Task item — Reproduce every record below exactly as it appears.

Exercise data —
● ● ●

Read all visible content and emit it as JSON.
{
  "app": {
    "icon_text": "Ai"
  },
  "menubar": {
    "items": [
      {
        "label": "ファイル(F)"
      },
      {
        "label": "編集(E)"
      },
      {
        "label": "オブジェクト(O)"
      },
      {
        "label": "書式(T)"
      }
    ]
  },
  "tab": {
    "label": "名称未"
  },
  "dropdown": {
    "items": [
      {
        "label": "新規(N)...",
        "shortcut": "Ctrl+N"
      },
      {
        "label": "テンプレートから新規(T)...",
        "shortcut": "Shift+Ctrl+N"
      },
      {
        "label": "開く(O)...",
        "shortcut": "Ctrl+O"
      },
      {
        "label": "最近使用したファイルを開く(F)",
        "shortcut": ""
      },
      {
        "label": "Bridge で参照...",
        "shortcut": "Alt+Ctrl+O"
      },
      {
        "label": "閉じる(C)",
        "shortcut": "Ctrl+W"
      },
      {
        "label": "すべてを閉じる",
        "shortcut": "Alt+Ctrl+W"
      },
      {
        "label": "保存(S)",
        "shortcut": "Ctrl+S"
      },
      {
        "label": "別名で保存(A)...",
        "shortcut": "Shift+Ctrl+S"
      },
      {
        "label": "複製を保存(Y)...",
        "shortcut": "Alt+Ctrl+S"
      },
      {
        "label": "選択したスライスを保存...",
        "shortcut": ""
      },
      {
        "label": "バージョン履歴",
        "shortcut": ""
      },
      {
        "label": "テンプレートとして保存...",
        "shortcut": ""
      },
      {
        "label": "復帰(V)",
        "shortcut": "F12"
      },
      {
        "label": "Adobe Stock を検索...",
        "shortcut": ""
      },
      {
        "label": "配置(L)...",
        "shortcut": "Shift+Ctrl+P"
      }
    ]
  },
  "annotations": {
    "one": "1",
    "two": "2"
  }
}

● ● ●

Result for this task —
Read all visible content and emit it as JSON.
{
  "app": {
    "icon_text": "Ai"
  },
  "menubar": {
    "items": [
      {
        "label": "ファイル(F)"
      },
      {
        "label": "編集(E)"
      },
      {
        "label": "オブジェクト(O)"
      },
      {
        "label": "書式(T)"
      }
    ]
  },
  "tab": {
    "label": "名称未"
  },
  "dropdown": {
    "items": [
      {
        "label": "新規(N)...",
        "shortcut": "Ctrl+N"
      },
      {
        "label": "テンプレートから新規(T)...",
        "shortcut": "Shift+Ctrl+N"
      },
      {
        "label": "開く(O)...",
        "shortcut": "Ctrl+O"
      },
      {
        "label": "最近使用したファイルを開く(F)",
        "shortcut": ""
      },
      {
        "label": "Bridge で参照...",
        "shortcut": "Alt+Ctrl+O"
      },
      {
        "label": "閉じる(C)",
        "shortcut": "Ctrl+W"
      },
      {
        "label": "すべてを閉じる",
        "shortcut": "Alt+Ctrl+W"
      },
      {
        "label": "保存(S)",
        "shortcut": "Ctrl+S"
      },
      {
        "label": "別名で保存(A)...",
        "shortcut": "Shift+Ctrl+S"
      },
      {
        "label": "複製を保存(Y)...",
        "shortcut": "Alt+Ctrl+S"
      },
      {
        "label": "選択したスライスを保存...",
        "shortcut": ""
      },
      {
        "label": "バージョン履歴",
        "shortcut": ""
      },
      {
        "label": "テンプレートとして保存...",
        "shortcut": ""
      },
      {
        "label": "復帰(V)",
        "shortcut": "F12"
      },
      {
        "label": "Adobe Stock を検索...",
        "shortcut": ""
      },
      {
        "label": "配置(L)...",
        "shortcut": "Shift+Ctrl+P"
      }
    ]
  },
  "annotations": {
    "one": "1",
    "two": "2"
  }
}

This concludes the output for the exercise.